▶ [What is being asked] From the data below, return all lines holding the string "icon".
(Exercise materials)
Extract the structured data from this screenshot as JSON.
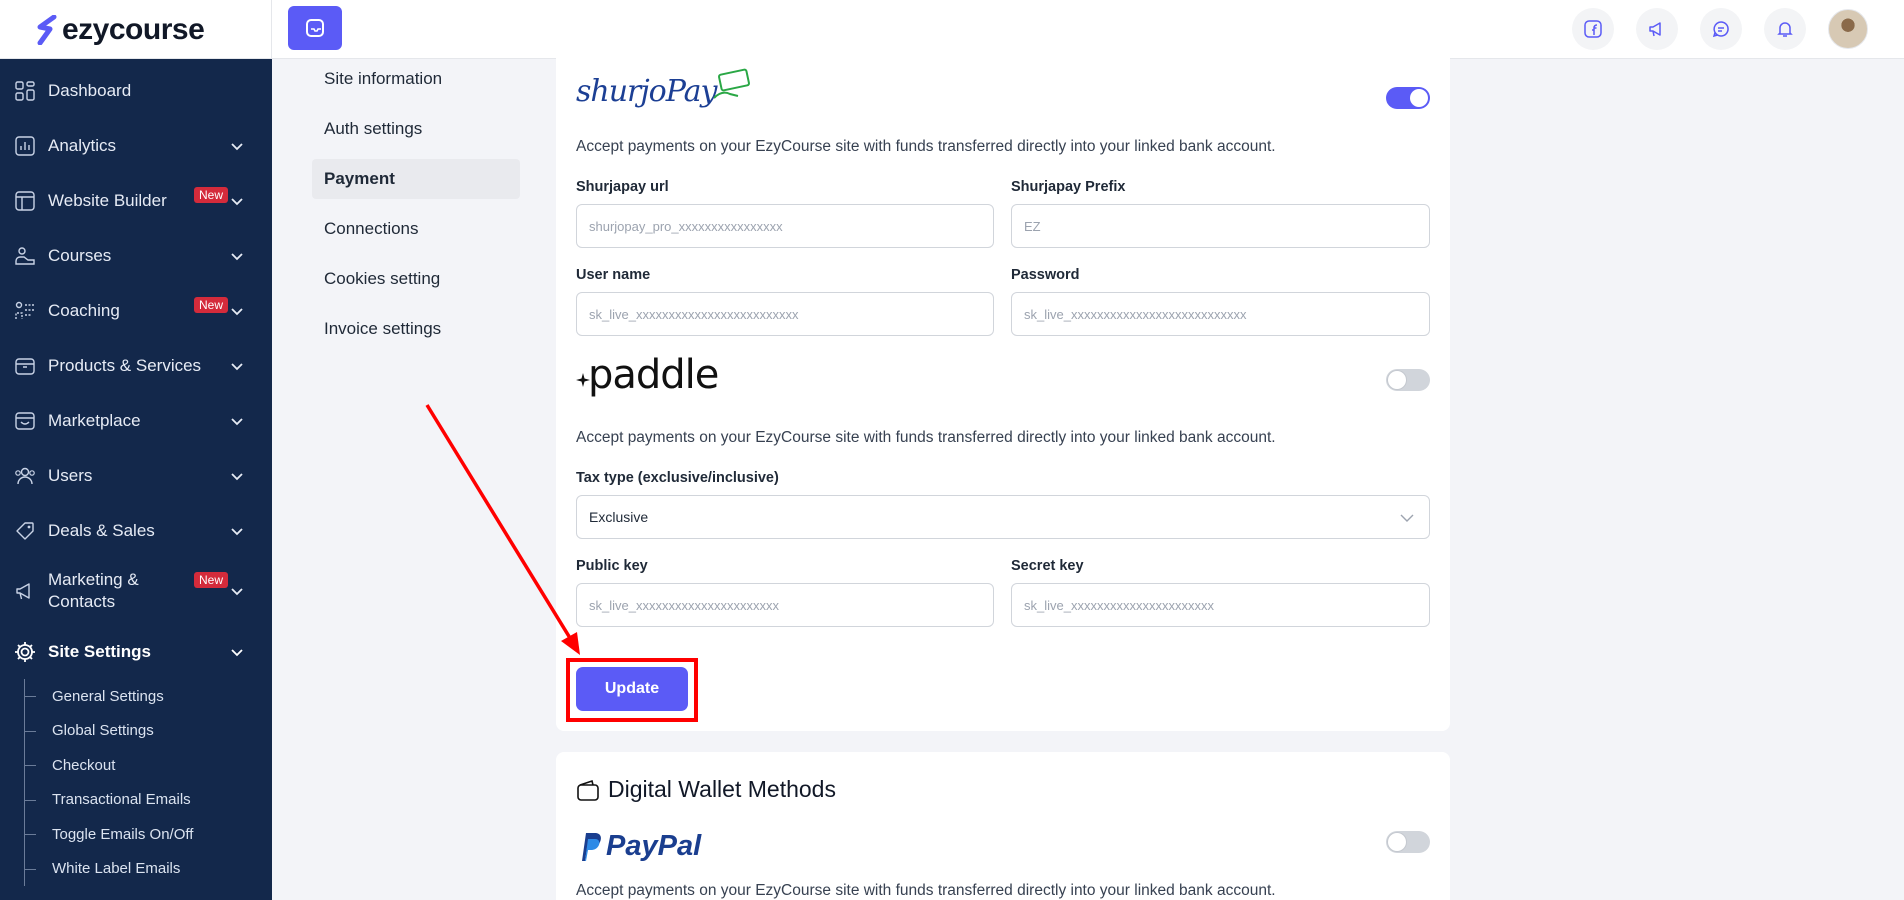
{
  "brand": {
    "name": "ezycourse"
  },
  "sidebar": {
    "items": [
      {
        "label": "Dashboard",
        "icon": "grid-icon"
      },
      {
        "label": "Analytics",
        "icon": "chart-icon"
      },
      {
        "label": "Website Builder",
        "icon": "layout-icon",
        "badge": "New"
      },
      {
        "label": "Courses",
        "icon": "courses-icon"
      },
      {
        "label": "Coaching",
        "icon": "coaching-icon",
        "badge": "New"
      },
      {
        "label": "Products & Services",
        "icon": "box-icon"
      },
      {
        "label": "Marketplace",
        "icon": "store-icon"
      },
      {
        "label": "Users",
        "icon": "users-icon"
      },
      {
        "label": "Deals & Sales",
        "icon": "tag-icon"
      },
      {
        "label": "Marketing &",
        "label2": "Contacts",
        "icon": "megaphone-icon",
        "badge": "New"
      },
      {
        "label": "Site Settings",
        "icon": "gear-icon"
      }
    ],
    "subitems": [
      "General Settings",
      "Global Settings",
      "Checkout",
      "Transactional Emails",
      "Toggle Emails On/Off",
      "White Label Emails"
    ]
  },
  "settings_menu": [
    "Site information",
    "Auth settings",
    "Payment",
    "Connections",
    "Cookies setting",
    "Invoice settings"
  ],
  "shurjopay": {
    "logo": "shurjoPay",
    "description": "Accept payments on your EzyCourse site with funds transferred directly into your linked bank account.",
    "url_label": "Shurjapay url",
    "url_placeholder": "shurjopay_pro_xxxxxxxxxxxxxxxx",
    "prefix_label": "Shurjapay Prefix",
    "prefix_placeholder": "EZ",
    "username_label": "User name",
    "username_placeholder": "sk_live_xxxxxxxxxxxxxxxxxxxxxxxxx",
    "password_label": "Password",
    "password_placeholder": "sk_live_xxxxxxxxxxxxxxxxxxxxxxxxxxx",
    "enabled": true
  },
  "paddle": {
    "logo": "paddle",
    "description": "Accept payments on your EzyCourse site with funds transferred directly into your linked bank account.",
    "tax_label": "Tax type (exclusive/inclusive)",
    "tax_value": "Exclusive",
    "public_label": "Public key",
    "public_placeholder": "sk_live_xxxxxxxxxxxxxxxxxxxxxx",
    "secret_label": "Secret key",
    "secret_placeholder": "sk_live_xxxxxxxxxxxxxxxxxxxxxx",
    "enabled": false
  },
  "update_label": "Update",
  "wallet": {
    "title": "Digital Wallet Methods",
    "paypal_logo": "PayPal",
    "description": "Accept payments on your EzyCourse site with funds transferred directly into your linked bank account.",
    "enabled": false
  },
  "colors": {
    "accent": "#5b5bf6",
    "sidebar": "#13284b",
    "highlight": "#ff0000",
    "badge": "#d42b3b"
  }
}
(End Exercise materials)
▶ [Response for this exercise]
        "icon": "grid-icon"
        "icon": "chart-icon"
        "icon": "layout-icon",
        "icon": "courses-icon"
        "icon": "coaching-icon",
        "icon": "box-icon"
        "icon": "store-icon"
        "icon": "users-icon"
        "icon": "tag-icon"
        "icon": "megaphone-icon",
        "icon": "gear-icon"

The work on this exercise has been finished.